It’s been another busy week of interviews with industry leaders at The ReInsurer as we tap into the important topics and events that are shaping market dynamics and expectations in the run up to the forthcoming 1.1 renewals.
This week we caught up Aon’s Catherine Mulligan who said the entire (re)insurance industry must work together if it is to increase the circa $1bn of theoretical capacity that currently exists in the cyber market.
Reinsurers have an increasing appetite for cyber business and have invested heavily in building teams, expertise and analytical capabilities in the sector.
According to Mulligan, alternative capital structures and ILS could increasingly play a role in the cyber sector.
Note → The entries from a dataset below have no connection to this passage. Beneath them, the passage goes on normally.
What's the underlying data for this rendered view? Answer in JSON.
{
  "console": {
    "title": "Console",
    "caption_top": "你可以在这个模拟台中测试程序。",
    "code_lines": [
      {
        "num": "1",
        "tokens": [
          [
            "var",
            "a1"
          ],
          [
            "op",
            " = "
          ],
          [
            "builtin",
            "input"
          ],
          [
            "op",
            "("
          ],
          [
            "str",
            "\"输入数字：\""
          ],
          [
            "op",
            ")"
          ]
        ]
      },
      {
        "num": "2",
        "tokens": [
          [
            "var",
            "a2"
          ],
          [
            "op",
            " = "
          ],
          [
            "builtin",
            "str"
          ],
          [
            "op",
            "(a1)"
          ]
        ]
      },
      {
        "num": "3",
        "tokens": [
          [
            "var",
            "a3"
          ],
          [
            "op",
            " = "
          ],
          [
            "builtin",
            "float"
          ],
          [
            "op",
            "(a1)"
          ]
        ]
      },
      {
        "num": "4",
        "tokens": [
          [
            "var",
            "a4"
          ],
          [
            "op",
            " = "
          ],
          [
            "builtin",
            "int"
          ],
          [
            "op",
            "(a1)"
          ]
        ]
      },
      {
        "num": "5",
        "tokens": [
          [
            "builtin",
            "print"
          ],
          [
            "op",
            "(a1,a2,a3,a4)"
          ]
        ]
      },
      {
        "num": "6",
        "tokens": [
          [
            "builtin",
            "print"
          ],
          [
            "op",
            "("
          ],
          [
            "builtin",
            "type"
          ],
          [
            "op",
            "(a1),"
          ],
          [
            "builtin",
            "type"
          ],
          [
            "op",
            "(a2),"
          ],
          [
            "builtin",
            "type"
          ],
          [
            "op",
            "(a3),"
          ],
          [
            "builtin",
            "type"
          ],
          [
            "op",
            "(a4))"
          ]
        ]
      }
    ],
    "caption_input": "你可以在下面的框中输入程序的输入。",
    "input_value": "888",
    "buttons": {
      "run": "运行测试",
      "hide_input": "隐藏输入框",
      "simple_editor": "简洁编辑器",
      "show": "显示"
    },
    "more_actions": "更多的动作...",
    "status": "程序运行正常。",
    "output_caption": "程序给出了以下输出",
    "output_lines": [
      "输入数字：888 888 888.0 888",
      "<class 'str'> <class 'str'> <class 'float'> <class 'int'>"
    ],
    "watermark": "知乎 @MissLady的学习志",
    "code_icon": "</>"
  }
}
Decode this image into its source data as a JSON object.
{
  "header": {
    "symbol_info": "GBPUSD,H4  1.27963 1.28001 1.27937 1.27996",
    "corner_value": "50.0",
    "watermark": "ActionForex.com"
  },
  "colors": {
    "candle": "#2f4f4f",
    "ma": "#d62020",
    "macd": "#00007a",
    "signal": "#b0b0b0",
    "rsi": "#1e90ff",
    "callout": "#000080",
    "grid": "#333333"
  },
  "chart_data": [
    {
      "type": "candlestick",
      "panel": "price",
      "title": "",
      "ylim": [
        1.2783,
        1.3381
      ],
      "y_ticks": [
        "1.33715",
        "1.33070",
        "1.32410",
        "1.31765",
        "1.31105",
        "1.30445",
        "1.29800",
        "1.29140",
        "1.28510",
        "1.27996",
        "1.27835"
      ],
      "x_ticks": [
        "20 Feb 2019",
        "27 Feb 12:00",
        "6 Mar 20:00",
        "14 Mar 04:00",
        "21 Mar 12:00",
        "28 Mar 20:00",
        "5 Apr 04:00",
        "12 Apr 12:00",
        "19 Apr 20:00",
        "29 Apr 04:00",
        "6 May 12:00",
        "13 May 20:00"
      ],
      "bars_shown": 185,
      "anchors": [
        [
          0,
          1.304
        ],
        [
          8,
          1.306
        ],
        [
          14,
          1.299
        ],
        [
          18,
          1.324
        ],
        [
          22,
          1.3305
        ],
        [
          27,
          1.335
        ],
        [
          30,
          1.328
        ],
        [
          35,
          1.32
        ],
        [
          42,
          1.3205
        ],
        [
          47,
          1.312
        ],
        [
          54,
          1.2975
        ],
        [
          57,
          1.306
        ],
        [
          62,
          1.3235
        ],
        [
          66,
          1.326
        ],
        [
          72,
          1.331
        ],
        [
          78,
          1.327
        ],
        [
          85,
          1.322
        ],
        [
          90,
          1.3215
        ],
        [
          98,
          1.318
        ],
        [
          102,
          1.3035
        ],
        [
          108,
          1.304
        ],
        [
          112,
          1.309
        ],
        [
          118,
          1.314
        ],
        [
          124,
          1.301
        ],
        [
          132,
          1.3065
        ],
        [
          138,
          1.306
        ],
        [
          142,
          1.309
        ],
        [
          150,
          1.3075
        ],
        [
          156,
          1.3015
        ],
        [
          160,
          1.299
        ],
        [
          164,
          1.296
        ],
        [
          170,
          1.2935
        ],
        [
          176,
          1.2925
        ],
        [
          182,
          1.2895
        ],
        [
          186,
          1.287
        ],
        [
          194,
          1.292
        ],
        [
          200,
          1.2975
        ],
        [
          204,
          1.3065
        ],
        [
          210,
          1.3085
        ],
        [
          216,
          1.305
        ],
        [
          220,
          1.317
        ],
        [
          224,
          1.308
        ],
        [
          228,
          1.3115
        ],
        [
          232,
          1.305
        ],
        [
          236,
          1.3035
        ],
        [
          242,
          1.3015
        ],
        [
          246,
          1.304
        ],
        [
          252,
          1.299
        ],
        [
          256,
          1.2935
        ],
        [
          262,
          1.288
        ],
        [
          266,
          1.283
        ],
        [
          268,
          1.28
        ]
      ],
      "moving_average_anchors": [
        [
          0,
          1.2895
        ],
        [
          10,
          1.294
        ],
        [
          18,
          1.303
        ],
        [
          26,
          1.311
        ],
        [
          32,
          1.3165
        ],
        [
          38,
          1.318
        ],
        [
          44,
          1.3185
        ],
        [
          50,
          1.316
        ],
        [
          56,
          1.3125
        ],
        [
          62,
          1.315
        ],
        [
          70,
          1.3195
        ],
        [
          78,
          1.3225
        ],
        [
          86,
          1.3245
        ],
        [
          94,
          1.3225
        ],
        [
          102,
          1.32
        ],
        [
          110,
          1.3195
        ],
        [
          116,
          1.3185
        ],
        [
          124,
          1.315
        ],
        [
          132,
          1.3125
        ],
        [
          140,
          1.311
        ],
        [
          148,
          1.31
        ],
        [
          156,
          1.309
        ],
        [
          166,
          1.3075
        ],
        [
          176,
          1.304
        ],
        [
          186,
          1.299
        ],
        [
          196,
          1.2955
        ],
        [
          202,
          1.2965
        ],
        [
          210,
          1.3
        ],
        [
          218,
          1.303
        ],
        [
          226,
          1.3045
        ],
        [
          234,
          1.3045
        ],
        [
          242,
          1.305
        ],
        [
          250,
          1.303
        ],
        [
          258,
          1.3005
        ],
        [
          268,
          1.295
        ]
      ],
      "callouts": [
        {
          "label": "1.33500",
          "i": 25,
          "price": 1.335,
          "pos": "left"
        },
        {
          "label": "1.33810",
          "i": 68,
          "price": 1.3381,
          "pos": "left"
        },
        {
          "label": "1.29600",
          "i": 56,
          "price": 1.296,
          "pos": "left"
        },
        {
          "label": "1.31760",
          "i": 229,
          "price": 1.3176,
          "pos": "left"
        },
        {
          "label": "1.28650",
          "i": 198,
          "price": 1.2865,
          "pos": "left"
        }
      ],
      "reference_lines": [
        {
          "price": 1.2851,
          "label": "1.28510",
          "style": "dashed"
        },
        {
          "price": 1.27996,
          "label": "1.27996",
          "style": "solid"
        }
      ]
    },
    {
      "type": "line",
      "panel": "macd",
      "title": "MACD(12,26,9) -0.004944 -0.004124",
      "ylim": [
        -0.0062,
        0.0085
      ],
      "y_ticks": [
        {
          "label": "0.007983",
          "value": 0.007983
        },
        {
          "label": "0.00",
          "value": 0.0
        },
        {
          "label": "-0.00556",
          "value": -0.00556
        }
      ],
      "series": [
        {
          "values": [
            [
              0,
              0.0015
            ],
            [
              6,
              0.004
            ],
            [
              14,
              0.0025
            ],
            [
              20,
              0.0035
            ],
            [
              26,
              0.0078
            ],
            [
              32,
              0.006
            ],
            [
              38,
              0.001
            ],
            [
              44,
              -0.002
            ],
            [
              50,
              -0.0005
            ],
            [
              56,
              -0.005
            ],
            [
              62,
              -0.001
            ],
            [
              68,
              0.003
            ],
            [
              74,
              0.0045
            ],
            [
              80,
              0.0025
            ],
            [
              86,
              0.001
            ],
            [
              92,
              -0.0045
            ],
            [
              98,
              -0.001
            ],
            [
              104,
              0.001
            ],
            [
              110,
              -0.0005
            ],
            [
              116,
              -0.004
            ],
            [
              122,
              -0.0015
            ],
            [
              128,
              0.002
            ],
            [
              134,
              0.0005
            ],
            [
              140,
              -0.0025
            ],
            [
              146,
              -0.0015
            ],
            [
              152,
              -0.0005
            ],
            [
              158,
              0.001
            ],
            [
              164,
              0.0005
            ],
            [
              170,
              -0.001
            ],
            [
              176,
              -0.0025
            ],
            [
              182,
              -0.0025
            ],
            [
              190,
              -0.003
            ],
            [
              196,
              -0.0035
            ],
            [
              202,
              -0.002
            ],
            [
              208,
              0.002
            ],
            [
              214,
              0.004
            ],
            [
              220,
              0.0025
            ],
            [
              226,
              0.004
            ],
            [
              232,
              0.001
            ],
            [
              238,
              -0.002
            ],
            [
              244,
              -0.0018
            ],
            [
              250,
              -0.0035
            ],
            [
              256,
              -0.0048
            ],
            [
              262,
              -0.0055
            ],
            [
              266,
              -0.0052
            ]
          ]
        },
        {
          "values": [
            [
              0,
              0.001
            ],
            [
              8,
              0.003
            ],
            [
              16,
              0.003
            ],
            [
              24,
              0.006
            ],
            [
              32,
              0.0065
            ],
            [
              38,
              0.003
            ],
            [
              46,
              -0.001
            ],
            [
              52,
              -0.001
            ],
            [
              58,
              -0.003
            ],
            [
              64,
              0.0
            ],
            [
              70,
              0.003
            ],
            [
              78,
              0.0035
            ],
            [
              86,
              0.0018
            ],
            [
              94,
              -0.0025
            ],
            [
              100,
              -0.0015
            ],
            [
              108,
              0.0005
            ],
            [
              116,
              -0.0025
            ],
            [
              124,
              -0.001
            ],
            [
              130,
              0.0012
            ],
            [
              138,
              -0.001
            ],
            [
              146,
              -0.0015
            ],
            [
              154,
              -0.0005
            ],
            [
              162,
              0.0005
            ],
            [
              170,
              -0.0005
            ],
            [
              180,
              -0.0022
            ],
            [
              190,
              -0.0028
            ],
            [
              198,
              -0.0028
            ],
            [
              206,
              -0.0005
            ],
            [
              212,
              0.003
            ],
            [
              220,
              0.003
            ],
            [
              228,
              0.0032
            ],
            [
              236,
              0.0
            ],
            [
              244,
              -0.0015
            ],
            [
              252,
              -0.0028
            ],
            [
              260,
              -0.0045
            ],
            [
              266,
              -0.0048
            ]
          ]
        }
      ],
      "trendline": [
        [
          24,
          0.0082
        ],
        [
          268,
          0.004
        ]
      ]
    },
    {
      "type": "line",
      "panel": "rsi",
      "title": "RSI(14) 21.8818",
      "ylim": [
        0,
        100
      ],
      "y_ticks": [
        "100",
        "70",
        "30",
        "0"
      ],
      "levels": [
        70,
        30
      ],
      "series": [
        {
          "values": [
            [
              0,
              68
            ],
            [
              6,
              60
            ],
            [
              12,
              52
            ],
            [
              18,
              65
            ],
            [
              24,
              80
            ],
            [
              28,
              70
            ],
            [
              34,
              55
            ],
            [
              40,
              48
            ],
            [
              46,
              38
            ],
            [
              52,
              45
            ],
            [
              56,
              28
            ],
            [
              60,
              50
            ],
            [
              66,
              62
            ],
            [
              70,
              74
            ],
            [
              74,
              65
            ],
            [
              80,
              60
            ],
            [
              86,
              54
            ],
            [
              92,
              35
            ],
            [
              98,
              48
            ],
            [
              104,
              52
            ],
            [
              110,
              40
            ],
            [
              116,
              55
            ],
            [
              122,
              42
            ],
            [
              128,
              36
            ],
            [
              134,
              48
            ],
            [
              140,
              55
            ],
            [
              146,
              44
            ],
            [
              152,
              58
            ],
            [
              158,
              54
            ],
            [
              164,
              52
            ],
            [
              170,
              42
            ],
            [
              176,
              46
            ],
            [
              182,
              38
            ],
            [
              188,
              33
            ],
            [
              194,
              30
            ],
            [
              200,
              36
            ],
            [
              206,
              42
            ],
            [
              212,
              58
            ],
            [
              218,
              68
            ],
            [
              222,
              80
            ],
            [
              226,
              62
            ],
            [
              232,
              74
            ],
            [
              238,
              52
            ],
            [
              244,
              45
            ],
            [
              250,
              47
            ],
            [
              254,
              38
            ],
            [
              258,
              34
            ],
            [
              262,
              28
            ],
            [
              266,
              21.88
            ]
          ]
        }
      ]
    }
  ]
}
She noted that a number of collateralised reinsurance transactions have already taken place.
Keeping with ILS, GC Securities’ managing director Cory Anger, said the 144A catastrophe bond market will see new sponsors coming to the market as cedants try to manage the increased pricing in the traditional reinsurance and retro markets and the tightening of collateralized capacity on offer.
The cat bond market has already seen a surge in issuance during the first half of 2020, in part reflecting the high number of three and four year deals that have matured and are seeking renewal within the cat bond market.
However, that only tells part of the story. The collateralized reinsurance and retro market, Anger said, “is under stress” having been affected by the greatest magnitude of unexpected losses within the ILS sector and trapped capital. Investors have grown wary of unmodelled, unexpected losses that have been most apparent in the illiquid ILS strategies.
We also spoke with CCR Group’s Bertrand Labilloy who said despite the impact of the pandemic the group has been able to grow the reinsurance arm by almost 20 percent in 2020, benefitting from price hardening in the last renewals.
Labilloy specifically cited Japan and other markets where CCR Re “has pricing power”, for example, the MENA region.
“We’ve also been able to develop activity in new markets, for example in South Africa and some selected markets in South America,” he added.
Fitch Ratings’ Brian Schneider said the reinsurance industry should brace itself to cover half of the ultimate Covid-19 loss for the industry.
Speaking to The ReInsurer, Schneider said that while a lot of uncertainty looms over the actual outcome of this event, with a lot of the losses tied up in IBNR, the reinsurance sector will play a significant role.
Where Covid-19 is also adding further uncertainty is around reserving. Schneider believes the reserve redundancies are already exhausted for the industry at this point.
He said: “The recent accident years have turned deficient with the cycle really moving into the restoration phase so there’s really no more cookies in the cookie jars at this point.”
ABIR’s John Huff opined that Bermuda’s (re)insurers coped well with the shift to virtual working as the pandemic took hold amid important renewals, with capital raising now a focus ahead of anticipated opportunities from hardening rates.
Sticking with capital raising, James Morris from Barclays said, the hardening market conditions are driving a flurry of capital raising at Lloyd’s from scale-up, start-up and run-off deals.
“We are seeing an abundance of activity,” he said. “We probably have never been busier as a team supporting it. There is a lot going on in the scaleup space and we are supporting many syndicates there. There is the emergence of some start-ups, too, that are really exciting.”